You’re not paranoid if they’re really out to get you. Cybercriminals are really out to get you (and me, and your competitors, and your family, everyone is a potential victim).
Our first of two ransomware articles in today’s post does a good job of explaining the ransomware industry and providing a few statistics that are fairly frightening. The second explains a potential solution to the problem of being locked out of your data using indelible cloud storage.
We wrap with a look at non-technical elements of execution management success, a whitepaper that offers useful insights into scaling process automation successfully, and a second whitepaper that looks into the issues every business has of being able to find and use the information it has stored in multiple drives and repositories.
Happy reading and Happy Friday.
The Importance of Cybersecurity for MSPs
This is an interesting, quick overview of the dangers of cybercriminals, especially ransomware, for any business. The description of the parallel universe that cybercriminals operate in is fascinating:
"DarkSide and the other players in the cybercriminal industry operate just like any ordinary business would. They have employees, set monthly and quarterly goals, compete with other companies over customers, form strategic partnerships with other organizations, and care about their reputation. They have websites, advertise their products and services, and post job listings for open positions in the organization. They even claim to donate a portion of their proceeds to charitable organizations (although those organizations have reportedly given back the funds). Cybercrime organizations walk and talk like just any ordinary business. In fact, there may not be many differences between a given cybercriminal organization and your company, aside from which side of the law you play on (although I doubt they pay taxes, at least not to the IRS)."

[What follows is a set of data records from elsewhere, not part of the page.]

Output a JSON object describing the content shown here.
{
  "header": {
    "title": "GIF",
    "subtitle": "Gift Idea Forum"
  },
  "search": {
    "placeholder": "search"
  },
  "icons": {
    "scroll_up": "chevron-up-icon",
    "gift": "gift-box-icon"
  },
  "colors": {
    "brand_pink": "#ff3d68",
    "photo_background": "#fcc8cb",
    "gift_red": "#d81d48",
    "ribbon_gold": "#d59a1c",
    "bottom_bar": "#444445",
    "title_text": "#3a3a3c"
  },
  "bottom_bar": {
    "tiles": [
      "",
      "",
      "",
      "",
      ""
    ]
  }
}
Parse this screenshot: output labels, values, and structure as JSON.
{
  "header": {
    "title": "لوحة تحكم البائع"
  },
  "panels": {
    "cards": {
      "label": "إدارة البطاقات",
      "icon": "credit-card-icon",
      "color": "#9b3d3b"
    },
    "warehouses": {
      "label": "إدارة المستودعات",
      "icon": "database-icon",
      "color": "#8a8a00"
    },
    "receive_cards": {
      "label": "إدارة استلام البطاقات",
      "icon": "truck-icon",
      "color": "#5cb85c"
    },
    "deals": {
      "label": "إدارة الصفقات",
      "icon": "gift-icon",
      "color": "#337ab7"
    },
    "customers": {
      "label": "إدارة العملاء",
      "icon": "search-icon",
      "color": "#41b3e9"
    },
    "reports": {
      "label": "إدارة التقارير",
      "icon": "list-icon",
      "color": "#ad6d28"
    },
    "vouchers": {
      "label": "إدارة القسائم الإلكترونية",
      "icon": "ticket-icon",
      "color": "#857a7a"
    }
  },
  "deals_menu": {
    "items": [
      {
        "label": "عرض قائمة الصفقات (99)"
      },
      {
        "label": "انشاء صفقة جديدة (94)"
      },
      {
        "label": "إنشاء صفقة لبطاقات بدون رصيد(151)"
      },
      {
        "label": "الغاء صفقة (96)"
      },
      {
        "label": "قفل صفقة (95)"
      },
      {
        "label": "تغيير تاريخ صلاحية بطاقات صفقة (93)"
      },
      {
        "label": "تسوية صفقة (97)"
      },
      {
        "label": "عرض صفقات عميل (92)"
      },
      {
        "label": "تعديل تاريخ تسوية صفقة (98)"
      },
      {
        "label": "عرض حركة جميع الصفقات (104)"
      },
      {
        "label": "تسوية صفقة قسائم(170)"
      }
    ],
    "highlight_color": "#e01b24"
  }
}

How Indelible Cloud Storage Could Solve the Ransomware Problem
Even with data backups, you’re always at risk of losing your data to a ransomware attack – even if you pay the criminals off. When backups are also hacked, companies are essentially at the mercy of the attackers. A new technology from Rubrik could be a potential solution. From the article:
- Rubrik's cloud data-storage and management technology offers immutable storage, which means that data can't be changed by any external force after it has been written to the storage service.
- Rubrik introduced new immutable storage services in May pitched directly at businesses worried about ransomware, focusing not just on immutability but on making the recovery process easier.
Execution Excellence: The 5 Key Disciplines
Sometimes, it’s useful to be reminded that the human side of execution excellence is as (arguably even more) important than the technology. Here are the five key disciplines:
- Setting a clear team vision
- Quality, regular meetings
- Measure what matters [Note: process mining can, of course, play an important role here]
- Assemble the right team
- Creat accountability
Scaling Process Automation at Your Company
This whitepaper from workflow provider Camunda provides a very good high-level overview of automating processes throughout a company.
One of their key takeaways:
"If you want a company-wide platform, don’t start with a company-wide platform!"
Attempting to “go big” from the beginning leads to struggles and failure to implement successfully. While a little slanted in favor of open source (Camunda is an open-source platform), the advice on steps and getting started is solid.
How to Gain Insight Into ALL of Your Information
While we have devoted time and effort to devlope our process mining expertise, we still have our finger on the pulse of the ECM industry. Finding information quickly remains a business challenge, especially in light of the exponential explosion of information (see last week’s Five for Friday for more.
This short whitepaper, written by Kevin Crain of AIIM and sponsored by ShinyDocs, provides an interesting perspective on the challenge of accessing and then using all of the information an organization stores.
From the report:
"We create roughly 2.5 quintillion bytes of data every day. On top of that, enterprise organizations have, on average, five distinct information repositories or content databases, often with years of legacy data packed away. And that is not counting the many file shares, business applications, and personal computer drives that contain hidden and overlooked information."